DATA SUPPLIED:
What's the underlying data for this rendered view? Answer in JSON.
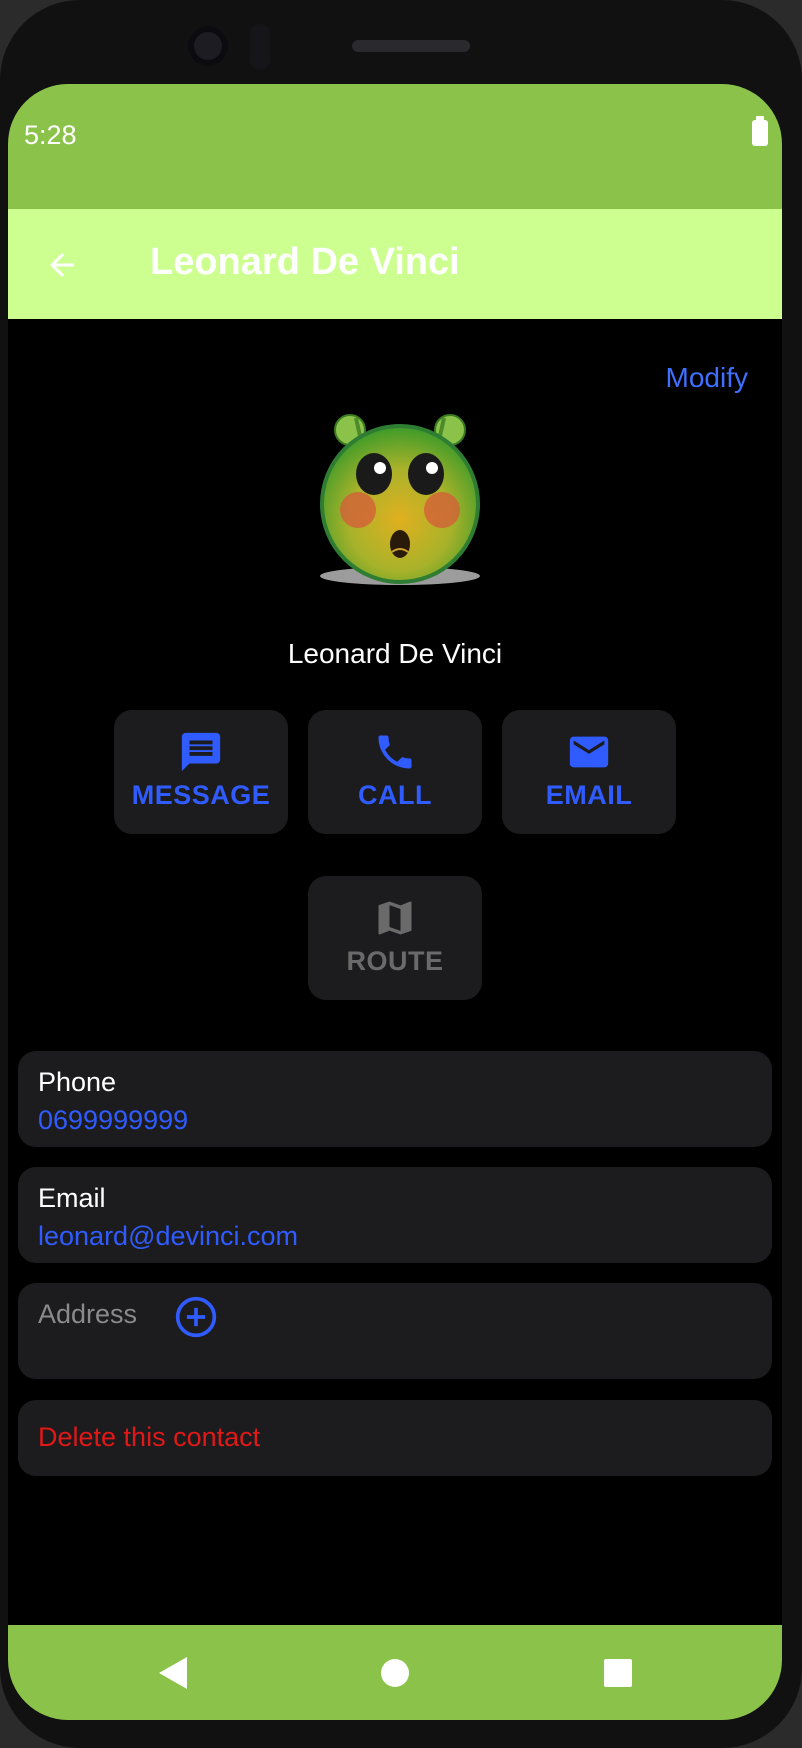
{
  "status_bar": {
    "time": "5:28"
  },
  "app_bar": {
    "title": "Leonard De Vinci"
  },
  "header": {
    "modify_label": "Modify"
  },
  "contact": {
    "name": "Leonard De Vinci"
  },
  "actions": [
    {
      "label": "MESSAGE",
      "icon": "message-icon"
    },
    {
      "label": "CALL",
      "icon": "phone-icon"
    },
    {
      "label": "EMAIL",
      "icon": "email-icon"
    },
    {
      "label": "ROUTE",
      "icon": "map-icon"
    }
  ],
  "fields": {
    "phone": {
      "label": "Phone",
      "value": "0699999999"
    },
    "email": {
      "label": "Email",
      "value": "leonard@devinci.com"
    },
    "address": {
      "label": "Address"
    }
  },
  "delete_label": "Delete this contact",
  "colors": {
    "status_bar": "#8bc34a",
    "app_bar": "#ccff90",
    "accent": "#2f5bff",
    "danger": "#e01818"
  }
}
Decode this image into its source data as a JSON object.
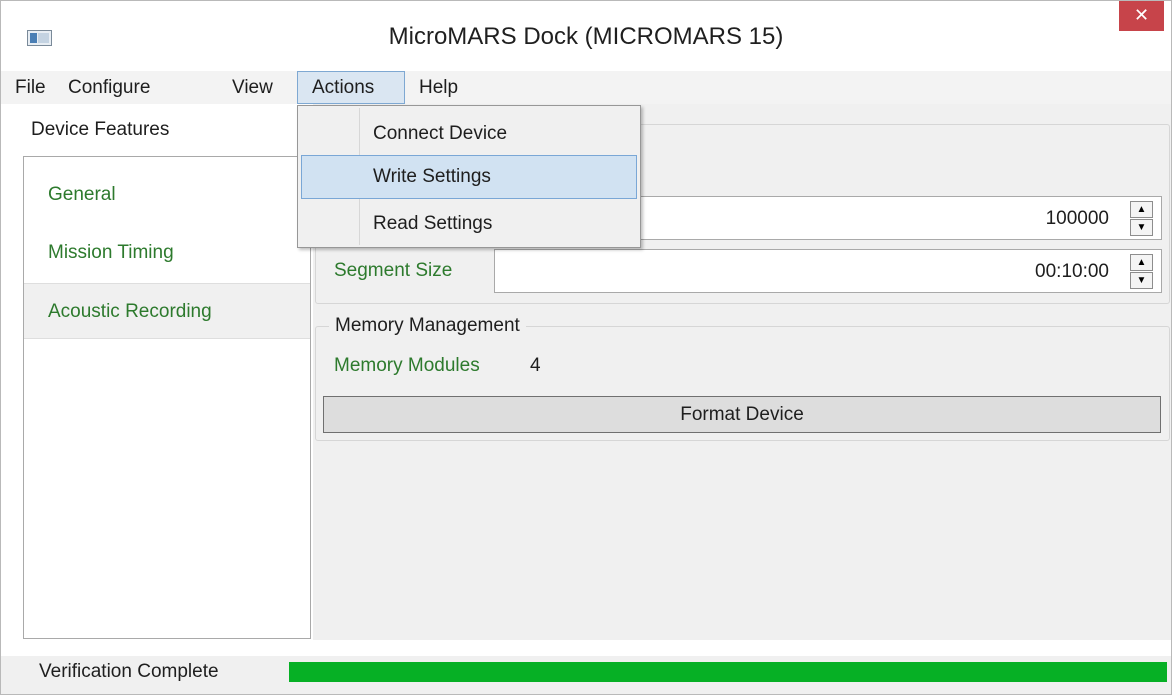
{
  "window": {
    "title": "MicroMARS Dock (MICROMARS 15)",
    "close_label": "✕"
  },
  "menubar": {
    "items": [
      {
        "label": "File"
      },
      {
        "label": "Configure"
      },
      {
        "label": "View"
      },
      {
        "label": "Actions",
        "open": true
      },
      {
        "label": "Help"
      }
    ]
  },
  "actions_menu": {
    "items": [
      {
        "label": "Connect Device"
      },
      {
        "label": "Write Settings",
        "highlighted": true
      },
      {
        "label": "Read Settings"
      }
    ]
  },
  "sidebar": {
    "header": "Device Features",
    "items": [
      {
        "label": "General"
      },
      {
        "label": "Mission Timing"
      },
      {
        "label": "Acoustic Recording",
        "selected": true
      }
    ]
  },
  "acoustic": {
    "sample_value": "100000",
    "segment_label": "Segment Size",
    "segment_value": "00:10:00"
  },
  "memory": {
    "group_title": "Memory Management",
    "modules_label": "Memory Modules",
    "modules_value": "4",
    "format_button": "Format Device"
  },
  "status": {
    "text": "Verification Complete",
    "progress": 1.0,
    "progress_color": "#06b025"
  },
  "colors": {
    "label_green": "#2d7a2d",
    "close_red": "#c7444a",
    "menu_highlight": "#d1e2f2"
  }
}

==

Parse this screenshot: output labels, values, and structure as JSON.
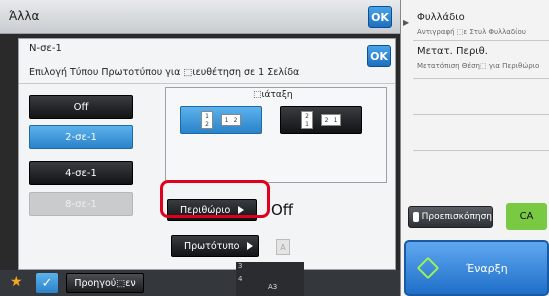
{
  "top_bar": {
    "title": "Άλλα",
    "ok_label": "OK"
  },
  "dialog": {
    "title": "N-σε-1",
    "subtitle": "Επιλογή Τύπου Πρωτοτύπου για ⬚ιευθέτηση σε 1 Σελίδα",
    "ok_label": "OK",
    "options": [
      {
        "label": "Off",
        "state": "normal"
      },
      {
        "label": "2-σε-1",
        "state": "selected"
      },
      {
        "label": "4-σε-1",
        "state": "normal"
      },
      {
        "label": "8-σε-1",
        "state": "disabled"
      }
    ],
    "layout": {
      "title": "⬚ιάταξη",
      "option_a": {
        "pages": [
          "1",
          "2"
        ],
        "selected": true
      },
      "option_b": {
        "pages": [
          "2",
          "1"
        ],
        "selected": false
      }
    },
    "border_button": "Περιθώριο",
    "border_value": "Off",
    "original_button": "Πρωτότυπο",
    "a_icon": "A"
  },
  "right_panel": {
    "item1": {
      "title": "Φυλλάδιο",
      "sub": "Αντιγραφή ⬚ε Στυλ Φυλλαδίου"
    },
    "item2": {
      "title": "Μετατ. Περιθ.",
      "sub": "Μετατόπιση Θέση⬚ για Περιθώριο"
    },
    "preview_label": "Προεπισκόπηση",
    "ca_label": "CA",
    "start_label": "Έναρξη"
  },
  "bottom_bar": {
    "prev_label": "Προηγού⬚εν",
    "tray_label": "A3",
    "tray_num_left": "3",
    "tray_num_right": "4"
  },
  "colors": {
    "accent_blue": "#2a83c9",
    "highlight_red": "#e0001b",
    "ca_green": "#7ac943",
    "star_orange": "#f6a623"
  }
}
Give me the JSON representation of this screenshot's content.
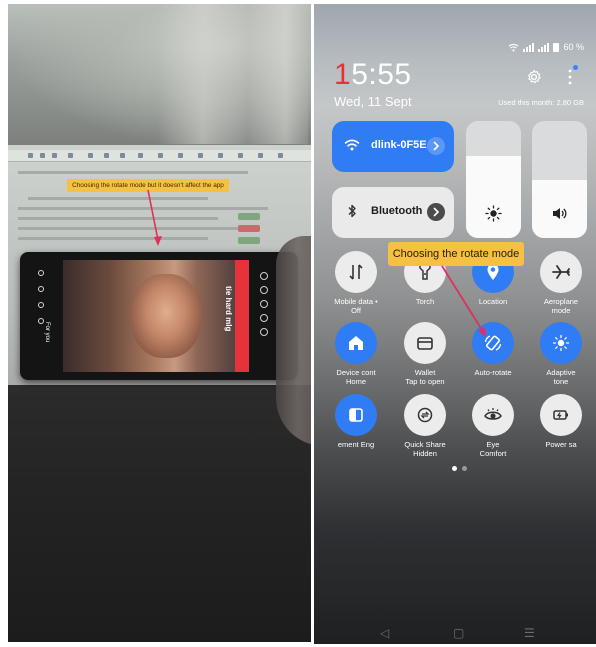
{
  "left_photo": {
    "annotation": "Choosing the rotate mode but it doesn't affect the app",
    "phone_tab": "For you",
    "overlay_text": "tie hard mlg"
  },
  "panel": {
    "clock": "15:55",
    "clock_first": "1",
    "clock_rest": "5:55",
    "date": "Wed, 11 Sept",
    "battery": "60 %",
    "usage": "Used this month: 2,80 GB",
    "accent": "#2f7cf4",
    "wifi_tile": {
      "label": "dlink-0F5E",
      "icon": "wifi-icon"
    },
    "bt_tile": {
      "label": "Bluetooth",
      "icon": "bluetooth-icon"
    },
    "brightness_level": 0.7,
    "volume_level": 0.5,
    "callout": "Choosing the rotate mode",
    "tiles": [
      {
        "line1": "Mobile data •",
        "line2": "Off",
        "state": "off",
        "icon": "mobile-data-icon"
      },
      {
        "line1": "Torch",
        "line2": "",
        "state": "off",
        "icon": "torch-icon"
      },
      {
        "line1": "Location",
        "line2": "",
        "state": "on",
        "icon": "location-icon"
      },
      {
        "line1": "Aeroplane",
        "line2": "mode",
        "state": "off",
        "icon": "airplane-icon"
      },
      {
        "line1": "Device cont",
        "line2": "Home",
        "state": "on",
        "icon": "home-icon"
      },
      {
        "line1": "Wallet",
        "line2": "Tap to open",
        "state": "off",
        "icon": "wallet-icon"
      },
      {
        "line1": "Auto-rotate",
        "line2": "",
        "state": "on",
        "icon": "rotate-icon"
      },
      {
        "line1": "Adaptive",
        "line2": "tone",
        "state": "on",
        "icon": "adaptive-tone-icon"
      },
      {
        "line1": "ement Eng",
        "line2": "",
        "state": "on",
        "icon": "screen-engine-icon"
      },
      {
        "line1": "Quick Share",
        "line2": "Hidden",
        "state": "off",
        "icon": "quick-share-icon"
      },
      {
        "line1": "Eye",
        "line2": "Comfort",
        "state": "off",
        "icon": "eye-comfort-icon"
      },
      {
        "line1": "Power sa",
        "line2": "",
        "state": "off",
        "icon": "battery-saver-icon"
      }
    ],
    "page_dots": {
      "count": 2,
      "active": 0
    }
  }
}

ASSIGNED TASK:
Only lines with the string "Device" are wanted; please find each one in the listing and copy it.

ANSWER FOR THIS EXERCISE:
        "label": "Connect Device"
    "header": "Device Features",
    "format_button": "Format Device"
        "line1": "Device cont",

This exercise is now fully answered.